Jimmy Carter writes again on Holy Land

Former President Jimmy Carter has written a new book on the Middle East with a title he hopes will not be as controversial as the last one, which was called, “Palestine: Peace Not Apartheid.”

Carter, 84, said last week that “We Can Bring Peace to the Holy Land” will be published in January. He offered no further details on the new text, to be published by Simon & Schuster.

Jewish groups and some fellow Democrats strongly objected to his book, published two years ago, because it compared Israeli occupation of Palestinian territories with former racial oppression in South Africa. — ap

Facebook deletes anti-Semitic slurs

Facebook has removed anti-Semitic slurs from its Web site after Vic Alhadeff, the CEO of the New South Wales Jewish Board of Deputies in Australia, lodged a complaint.

Students from some of Sydney’s elite private schools had posted the messages, which included “support Holocaust denial” and a link to an anti-Israel Web site. Other comments such as “Jew rats” and “[expletive] Mercedes Jews” were removed from the social network. — jta

Conference calls for Pollard pardon

The Conference of Presidents of Major American Jewish Organizations, the foreign policy umbrella body for U.S. Jewish groups, has asked President Bush to pardon Jonathan Pollard.

“It’s time that he be released,” said Malcolm Hoenlein, the umbrella group’s executive vice chairman. “He has expressed remorse.”

Pollard is a former U.S. Navy analyst who was sentenced to life in prison in 1987 for spying for Israel. The U.S. intelligence community opposes his pardon; however, presidents on the brink of leaving office often feel freer to take up controversial pardons. — jta

Former RJC head tapped for U.N. post

President Bush has nominated Cheryl Halpern, a former chairwoman of the Republican Jewish Coalition, to be an alternate United Nations representative.

Alternate representatives present U.S. views in a number of smaller forums, including at committee meetings and at ancillary U.N. bodies.

Halpern, who formerly chaired the Corporation for Public Broadcasting, would serve in the position through September, when the U.N. General Assembly’s 63rd session ends. — jta

L.A. businessmen fund Jewish cricket team from India

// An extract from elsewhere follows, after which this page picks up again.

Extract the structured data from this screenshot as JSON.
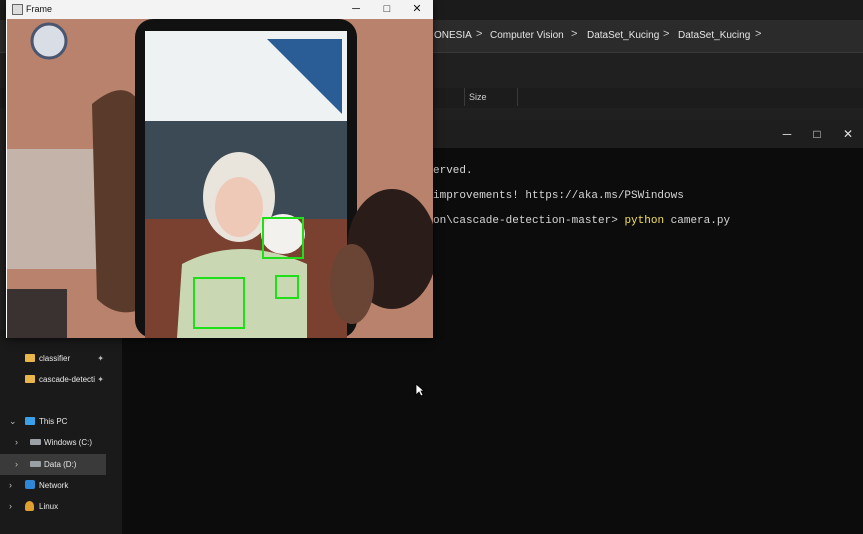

Los Angeles businessmen Beny Alagem, Larry Green and Martin Moskowitz have put up $125,000 to enable a 21-member Jewish cricket team from India to participate in next year’s Maccabiah Games.

“This is our answer to the murderous rampage against Indian and Israeli citizens,” said Steve Soboroff, the founder of the Committee of 18 to support and publicize the 18th Games in Israel. The games begin next July and for the first time will be on Jewish Life Television (JLTV), which is available on many U.S. cable and satellite systems. — jta